Prudentialism and the ‘missionaries’ of life assurance
Workaround: In current version of Panels 3.8, it seems this body field needs to be populated in order for title above to appear. This note is hidden by custom CSS style. Jack Latimer.
This paper sets out to explore the ways in which life assurance, as a specific form of financial conduct, was mobilized and shaped by the political rationality of liberal government. At a fundamental level, liberal modes of government are all about economic government. The
political philosophy of liberalism informed the development of an assemblage of institutions and agencies in the nineteenth century which acted, with relative autonomy, to realise the liberal project of government at a distance. Life assurance institutions were part of a diverse range of institutions which provided the means of defining and promoting the duties and virtues associated with liberal, economic subjectivity. The political rationality of

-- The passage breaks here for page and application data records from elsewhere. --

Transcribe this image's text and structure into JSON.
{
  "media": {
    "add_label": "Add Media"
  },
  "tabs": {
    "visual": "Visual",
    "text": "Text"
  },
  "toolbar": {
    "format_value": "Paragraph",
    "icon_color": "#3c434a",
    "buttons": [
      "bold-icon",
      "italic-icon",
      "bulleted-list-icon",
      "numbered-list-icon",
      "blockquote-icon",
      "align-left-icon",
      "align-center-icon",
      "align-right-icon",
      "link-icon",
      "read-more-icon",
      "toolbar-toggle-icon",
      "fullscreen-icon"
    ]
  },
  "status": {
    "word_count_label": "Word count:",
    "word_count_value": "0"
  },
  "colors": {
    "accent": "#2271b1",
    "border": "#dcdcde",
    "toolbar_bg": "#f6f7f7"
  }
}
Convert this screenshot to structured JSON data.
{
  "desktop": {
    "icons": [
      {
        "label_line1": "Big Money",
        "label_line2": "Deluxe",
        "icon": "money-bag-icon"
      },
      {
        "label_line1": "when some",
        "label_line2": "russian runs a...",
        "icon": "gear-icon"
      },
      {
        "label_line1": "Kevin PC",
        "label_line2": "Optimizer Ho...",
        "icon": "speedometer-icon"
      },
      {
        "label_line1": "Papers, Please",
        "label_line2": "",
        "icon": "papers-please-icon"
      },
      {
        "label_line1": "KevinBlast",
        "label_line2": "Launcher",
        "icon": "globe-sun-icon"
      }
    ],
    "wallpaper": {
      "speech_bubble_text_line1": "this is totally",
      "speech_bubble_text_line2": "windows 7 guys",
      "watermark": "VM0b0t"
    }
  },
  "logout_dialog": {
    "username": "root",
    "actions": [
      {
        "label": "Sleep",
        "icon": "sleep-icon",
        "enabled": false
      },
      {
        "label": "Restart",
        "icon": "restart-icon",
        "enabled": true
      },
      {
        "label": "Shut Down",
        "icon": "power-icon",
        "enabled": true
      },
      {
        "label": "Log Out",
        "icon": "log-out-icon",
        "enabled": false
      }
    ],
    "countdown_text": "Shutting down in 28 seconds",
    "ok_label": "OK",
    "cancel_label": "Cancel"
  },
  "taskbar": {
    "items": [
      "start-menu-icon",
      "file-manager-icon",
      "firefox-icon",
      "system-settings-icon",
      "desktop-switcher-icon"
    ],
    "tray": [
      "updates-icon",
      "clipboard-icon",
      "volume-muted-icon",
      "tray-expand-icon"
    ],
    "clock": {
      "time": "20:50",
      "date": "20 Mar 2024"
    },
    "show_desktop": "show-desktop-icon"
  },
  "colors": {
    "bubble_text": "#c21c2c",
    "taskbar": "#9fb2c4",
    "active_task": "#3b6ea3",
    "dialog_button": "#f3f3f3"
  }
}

prudentialism as a particular way of conducting oneself as a liberal subject (O’Malley, 1996), the chapter will argue, informed the missionary zeal with which life assurance institutions pursued the project of equipping their publics with the skills and habits of prudence and thrift integral to the practice of insuring. The paper will investigate the material tools and practices that were deployed in the pursuit of this project.2007532